The question of whether the location of a story should be real or fictional has bothered me ever since the first idea for my first novel ‘A Good Liar’ several years ago. I wanted to write about where I live, but I also knew my neighbours – many of whom had lived there for generations – were cagey about having their place and inferentially themselves, publicised in this way. So I fudged it. I created a fictional village called Newton at the heart of the story, but all the rest of the locations were real. Many local people who’ve read both ‘A Good Liar’ and ‘Forgiven’, the second of the trilogy, have asked about this decision. Some have asked for a map, which I resisted because of the fudge between fact and fiction.
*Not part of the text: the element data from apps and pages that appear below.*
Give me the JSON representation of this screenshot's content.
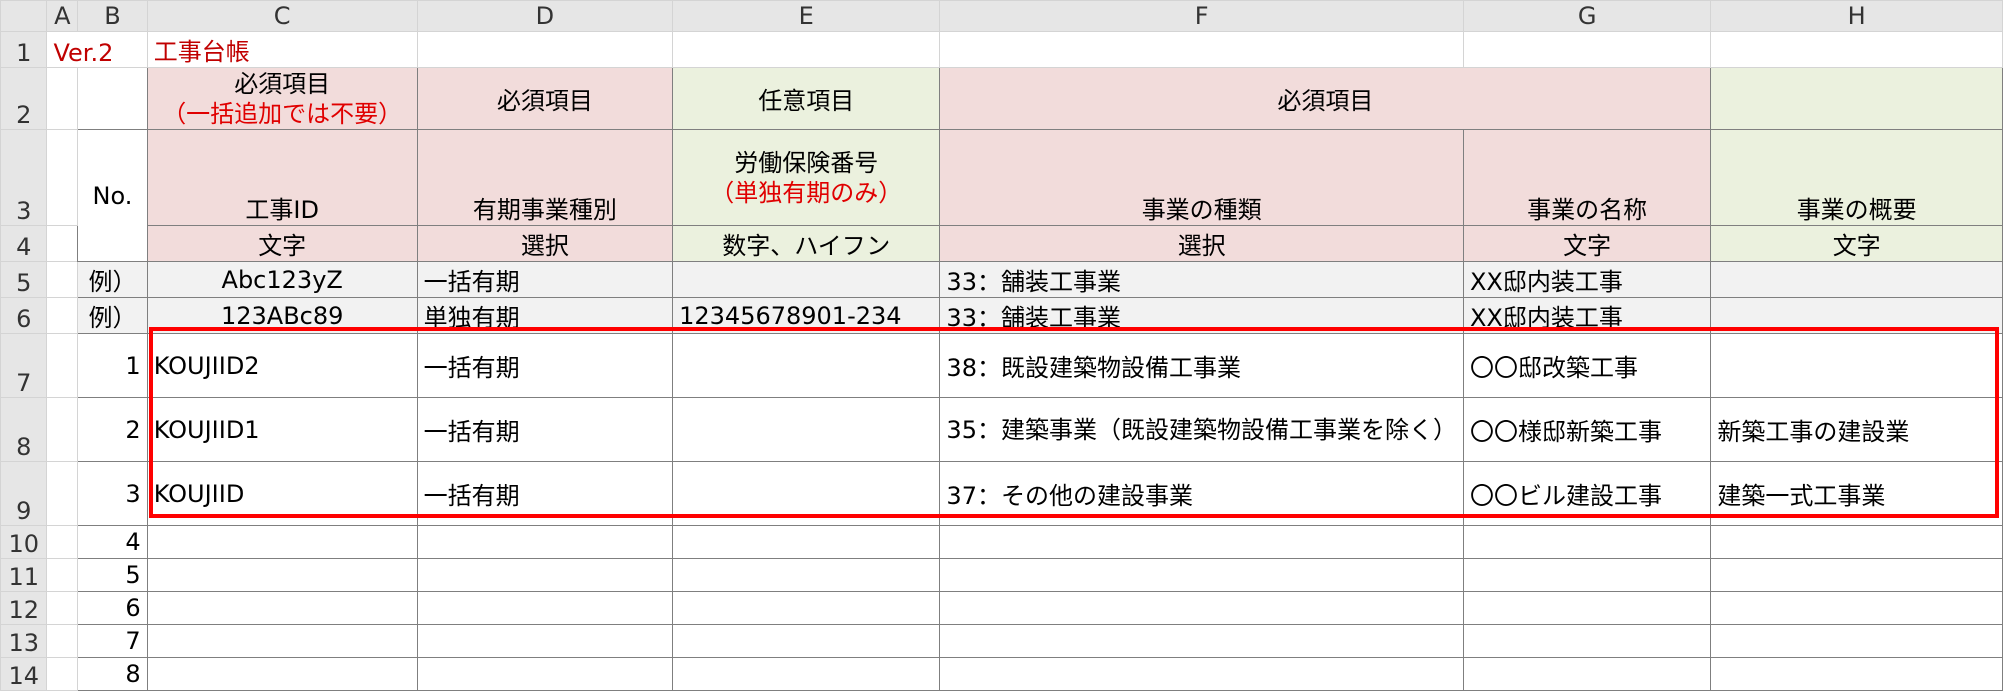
{
  "columns": [
    "A",
    "B",
    "C",
    "D",
    "E",
    "F",
    "G",
    "H"
  ],
  "row_numbers": [
    "1",
    "2",
    "3",
    "4",
    "5",
    "6",
    "7",
    "8",
    "9",
    "10",
    "11",
    "12",
    "13",
    "14"
  ],
  "title": {
    "version": "Ver.2",
    "name": "工事台帳"
  },
  "headers": {
    "c_req": "必須項目",
    "c_req_note": "（一括追加では不要）",
    "d_req": "必須項目",
    "e_opt": "任意項目",
    "fg_req": "必須項目",
    "no": "No.",
    "c_field": "工事ID",
    "d_field": "有期事業種別",
    "e_field": "労働保険番号",
    "e_field_note": "（単独有期のみ）",
    "f_field": "事業の種類",
    "g_field": "事業の名称",
    "h_field": "事業の概要"
  },
  "types": {
    "c": "文字",
    "d": "選択",
    "e": "数字、ハイフン",
    "f": "選択",
    "g": "文字",
    "h": "文字"
  },
  "examples": [
    {
      "no": "例）",
      "id": "Abc123yZ",
      "kind": "一括有期",
      "insurance": "",
      "type": "33：舗装工事業",
      "name": "XX邸内装工事",
      "summary": ""
    },
    {
      "no": "例）",
      "id": "123ABc89",
      "kind": "単独有期",
      "insurance": "12345678901-234",
      "type": "33：舗装工事業",
      "name": "XX邸内装工事",
      "summary": ""
    }
  ],
  "rows": [
    {
      "no": "1",
      "id": "KOUJIID2",
      "kind": "一括有期",
      "insurance": "",
      "type": "38：既設建築物設備工事業",
      "name": "〇〇邸改築工事",
      "summary": ""
    },
    {
      "no": "2",
      "id": "KOUJIID1",
      "kind": "一括有期",
      "insurance": "",
      "type": "35：建築事業（既設建築物設備工事業を除く）",
      "name": "〇〇様邸新築工事",
      "summary": "新築工事の建設業"
    },
    {
      "no": "3",
      "id": "KOUJIID",
      "kind": "一括有期",
      "insurance": "",
      "type": "37：その他の建設事業",
      "name": "〇〇ビル建設工事",
      "summary": "建築一式工事業"
    }
  ],
  "empty_rows": [
    "4",
    "5",
    "6",
    "7",
    "8"
  ],
  "colors": {
    "required": "#f2dcdb",
    "optional": "#ebf1de",
    "highlight_box": "#ff0000",
    "title_text": "#c00000"
  }
}
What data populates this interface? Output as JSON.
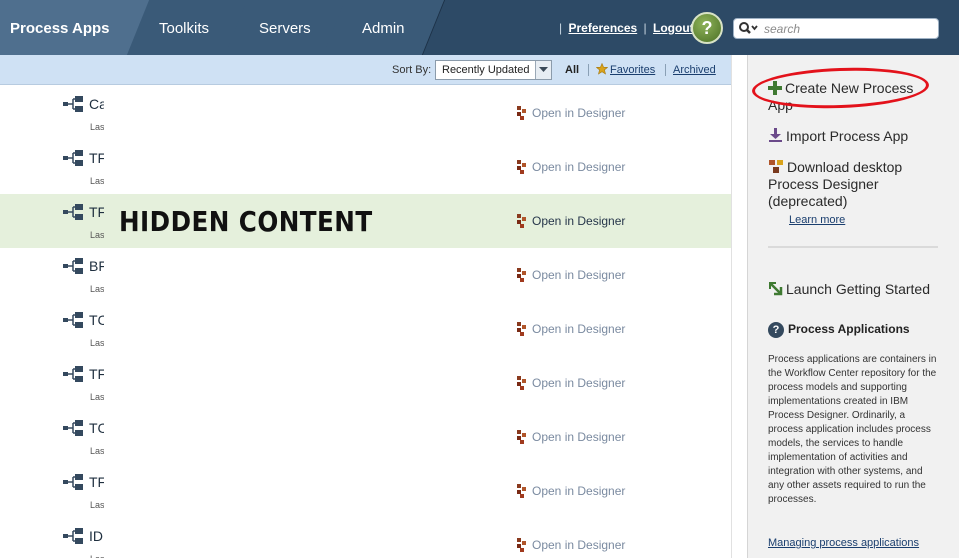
{
  "nav": {
    "tabs": [
      {
        "label": "Process Apps",
        "active": true
      },
      {
        "label": "Toolkits",
        "active": false
      },
      {
        "label": "Servers",
        "active": false
      },
      {
        "label": "Admin",
        "active": false
      }
    ],
    "links": {
      "sep": "|",
      "preferences": "Preferences",
      "logout": "Logout"
    },
    "help": "?",
    "search": {
      "placeholder": "search"
    }
  },
  "sortbar": {
    "label": "Sort By:",
    "selected": "Recently Updated",
    "filters": {
      "all": "All",
      "favorites": "Favorites",
      "archived": "Archived"
    }
  },
  "list": {
    "open_label": "Open in Designer",
    "rows": [
      {
        "name": "Ca",
        "sub": "Las",
        "highlighted": false
      },
      {
        "name": "TF",
        "sub": "Las",
        "highlighted": false
      },
      {
        "name": "TF",
        "sub": "Las",
        "highlighted": true
      },
      {
        "name": "BF",
        "sub": "Las",
        "highlighted": false
      },
      {
        "name": "TC",
        "sub": "Las",
        "highlighted": false
      },
      {
        "name": "TF",
        "sub": "Las",
        "highlighted": false
      },
      {
        "name": "TC",
        "sub": "Las",
        "highlighted": false
      },
      {
        "name": "TF",
        "sub": "Las",
        "highlighted": false
      },
      {
        "name": "ID",
        "sub": "Las",
        "highlighted": false
      }
    ],
    "hidden_label": "HIDDEN CONTENT"
  },
  "sidebar": {
    "create_line1": "Create New Process",
    "create_line2": "App",
    "import": "Import Process App",
    "download_line1": "Download desktop",
    "download_line2": "Process Designer",
    "download_line3": "(deprecated)",
    "learn_more": "Learn more",
    "launch": "Launch Getting Started",
    "pa_title": "Process Applications",
    "pa_desc": "Process applications are containers in the Workflow Center repository for the process models and supporting implementations created in IBM Process Designer. Ordinarily, a process application includes process models, the services to handle implementation of activities and integration with other systems, and any other assets required to run the processes.",
    "pa_link": "Managing process applications"
  },
  "colors": {
    "topbar": "#2d4a66",
    "sortbar": "#cfe1f4",
    "highlight_row": "#e5f0dc",
    "annotation": "#e3121b"
  }
}
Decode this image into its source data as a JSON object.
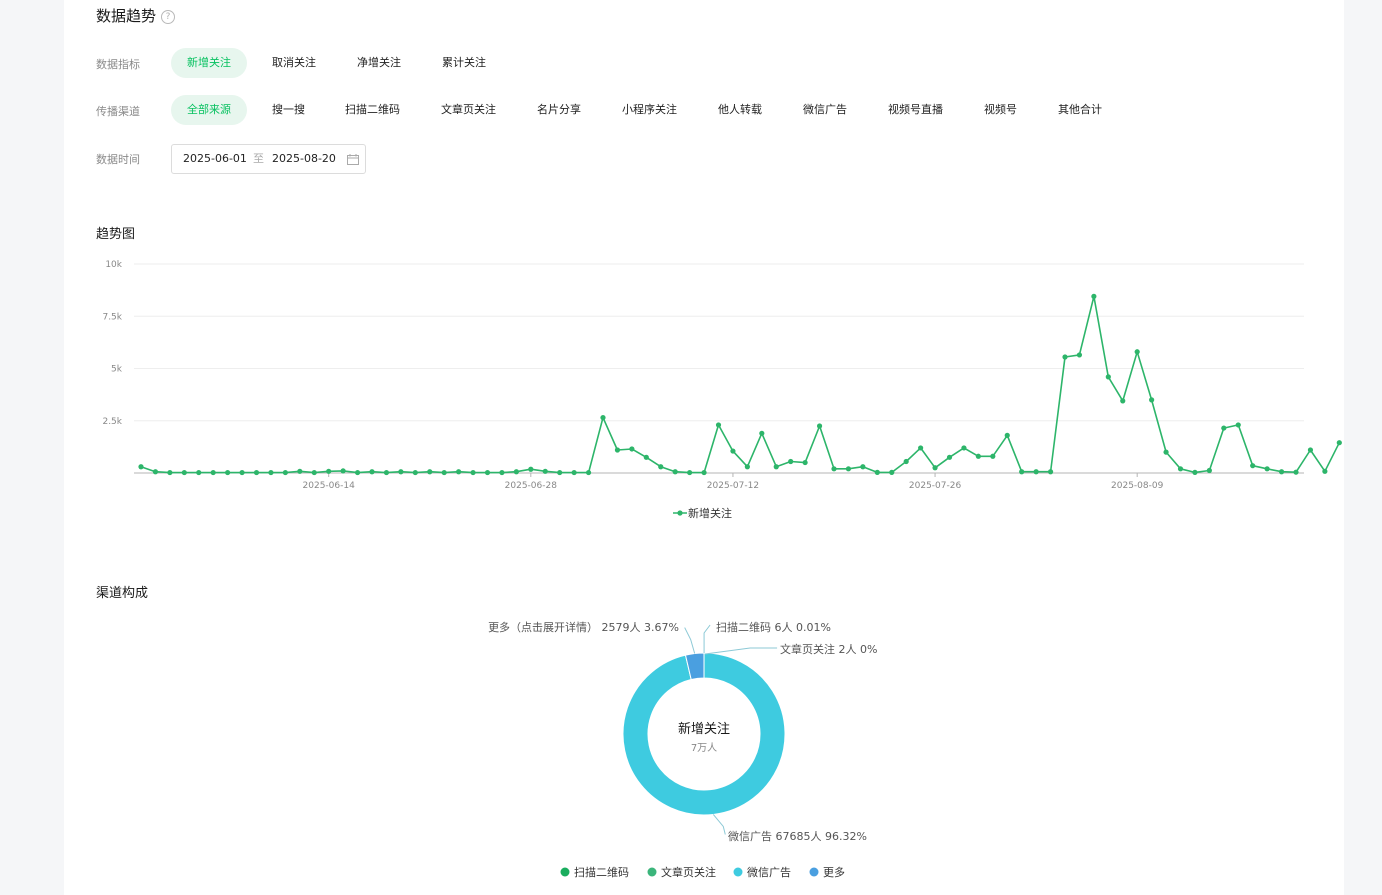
{
  "trend": {
    "title": "数据趋势",
    "help_icon": "?",
    "metric_label": "数据指标",
    "metrics": [
      "新增关注",
      "取消关注",
      "净增关注",
      "累计关注"
    ],
    "channel_label": "传播渠道",
    "channels": [
      "全部来源",
      "搜一搜",
      "扫描二维码",
      "文章页关注",
      "名片分享",
      "小程序关注",
      "他人转载",
      "微信广告",
      "视频号直播",
      "视频号",
      "其他合计"
    ],
    "time_label": "数据时间",
    "date_start": "2025-06-01",
    "date_sep": "至",
    "date_end": "2025-08-20"
  },
  "trend_chart_title": "趋势图",
  "composition_title": "渠道构成",
  "colors": {
    "accent": "#07c160",
    "line": "#2db56a",
    "donut_main": "#3ecbe0",
    "donut_more": "#4a9fe0",
    "legend_scan": "#1aad5e",
    "legend_article": "#3bb57b"
  },
  "chart_data": [
    {
      "type": "line",
      "x": [
        "2025-06-01",
        "2025-06-02",
        "2025-06-03",
        "2025-06-04",
        "2025-06-05",
        "2025-06-06",
        "2025-06-07",
        "2025-06-08",
        "2025-06-09",
        "2025-06-10",
        "2025-06-11",
        "2025-06-12",
        "2025-06-13",
        "2025-06-14",
        "2025-06-15",
        "2025-06-16",
        "2025-06-17",
        "2025-06-18",
        "2025-06-19",
        "2025-06-20",
        "2025-06-21",
        "2025-06-22",
        "2025-06-23",
        "2025-06-24",
        "2025-06-25",
        "2025-06-26",
        "2025-06-27",
        "2025-06-28",
        "2025-06-29",
        "2025-06-30",
        "2025-07-01",
        "2025-07-02",
        "2025-07-03",
        "2025-07-04",
        "2025-07-05",
        "2025-07-06",
        "2025-07-07",
        "2025-07-08",
        "2025-07-09",
        "2025-07-10",
        "2025-07-11",
        "2025-07-12",
        "2025-07-13",
        "2025-07-14",
        "2025-07-15",
        "2025-07-16",
        "2025-07-17",
        "2025-07-18",
        "2025-07-19",
        "2025-07-20",
        "2025-07-21",
        "2025-07-22",
        "2025-07-23",
        "2025-07-24",
        "2025-07-25",
        "2025-07-26",
        "2025-07-27",
        "2025-07-28",
        "2025-07-29",
        "2025-07-30",
        "2025-07-31",
        "2025-08-01",
        "2025-08-02",
        "2025-08-03",
        "2025-08-04",
        "2025-08-05",
        "2025-08-06",
        "2025-08-07",
        "2025-08-08",
        "2025-08-09",
        "2025-08-10",
        "2025-08-11",
        "2025-08-12",
        "2025-08-13",
        "2025-08-14",
        "2025-08-15",
        "2025-08-16",
        "2025-08-17",
        "2025-08-18",
        "2025-08-19",
        "2025-08-20"
      ],
      "tick_labels": [
        "2025-06-14",
        "2025-06-28",
        "2025-07-12",
        "2025-07-26",
        "2025-08-09"
      ],
      "series": [
        {
          "name": "新增关注",
          "values": [
            300,
            60,
            20,
            20,
            20,
            20,
            20,
            20,
            20,
            20,
            20,
            80,
            20,
            80,
            100,
            20,
            60,
            20,
            60,
            20,
            60,
            20,
            60,
            20,
            20,
            20,
            60,
            180,
            80,
            20,
            20,
            20,
            2650,
            1100,
            1150,
            750,
            300,
            60,
            20,
            20,
            2300,
            1050,
            300,
            1900,
            300,
            550,
            500,
            2250,
            200,
            200,
            300,
            30,
            30,
            550,
            1200,
            250,
            750,
            1200,
            800,
            800,
            1800,
            60,
            60,
            60,
            5550,
            5650,
            8450,
            4600,
            3450,
            5800,
            3500,
            1000,
            200,
            30,
            120,
            2150,
            2300,
            350,
            200,
            60,
            40,
            1100,
            80,
            1450
          ]
        }
      ],
      "ylim": [
        0,
        10000
      ],
      "yticks": [
        "2.5k",
        "5k",
        "7.5k",
        "10k"
      ],
      "legend": "bottom-center"
    },
    {
      "type": "pie",
      "center_title": "新增关注",
      "center_value": "7万人",
      "slices": [
        {
          "name": "扫描二维码",
          "value": 6,
          "percent": 0.01,
          "label": "扫描二维码 6人 0.01%"
        },
        {
          "name": "文章页关注",
          "value": 2,
          "percent": 0,
          "label": "文章页关注 2人 0%"
        },
        {
          "name": "微信广告",
          "value": 67685,
          "percent": 96.32,
          "label": "微信广告 67685人 96.32%"
        },
        {
          "name": "更多",
          "value": 2579,
          "percent": 3.67,
          "label": "更多（点击展开详情） 2579人 3.67%"
        }
      ],
      "legend": "bottom-center"
    }
  ]
}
On balance, I’m glad I didn’t name my village in the books and at least tried to protect its privacy. I’m also glad I checked beforehand with the current owners of a house where some of the action in ‘A Good Liar’ takes place – the Mill Cottage in Boot, Eskdale – to ensure that they were OK with seeing their home both in print and in illustration. They were, as the Mill attached to the cottage is now run as a tourist attraction and publicity is good for business. In the second book, ‘Forgiven’, I wrote about another very precise location, West Row in Kells, Whitehaven. You can check it on Google Maps and see as I did the wonderful view from the houses on that street, looking out over the Solway Firth to Scotland. If – or when? – the story is ever filmed, how would the current residents feel about the tour buses bumping down their cobbled street? I don’t seriously expect that to happen, but it’s an interesting speculation.
So when you’re writing fiction set in a particular area, as I do, deciding about real or fictional place names and details is an issue. In Part 3 of my trilogy set in West Cumberland in the last century I faced this question again, with the choice of Seascale as the main location, and the Windscale nuclear plant (as it was called then) close by. I didn’t ask the residents of Seascale if that was alright with them. Neither the place nor its people were presented in a negative way, and I don’t expect complaints when the book comes out later this year. The question of its title, by the way, remains unsettled, and you can see why if you read my previous blog post, ‘What’s in a Name?’.
With the as yet untitled Book 3 going into production I’m turning my mind to Book 4, and the possibility of switching genre from historical fiction to crime fiction, using as my protagonist one of the characters from the trilogy. If you’re read ‘Forgiven’ – and if not, why not? – you might want to speculate about who the lead character might be. The decision I’m facing now is where to set this new book. I want to stay in Cumbria with its rich history and glorious landscape, but should it be a fictional location or a real one? If it’s crime fiction, the dark side of the place will necessarily be revealed, with bad people doing bad things. If that’s in a recogniseable setting, and only a few decades ago, could that put me at odds with the community I have chosen to live in? If it does, should I care about that?
Fiction writers have always plundered their own lives for people and places and doings and sayings: some of them – D.H. Lawrence for example – knew they would cause upset and didn’t appear to care. But I do care. Does that make a wimp rather than a real writer?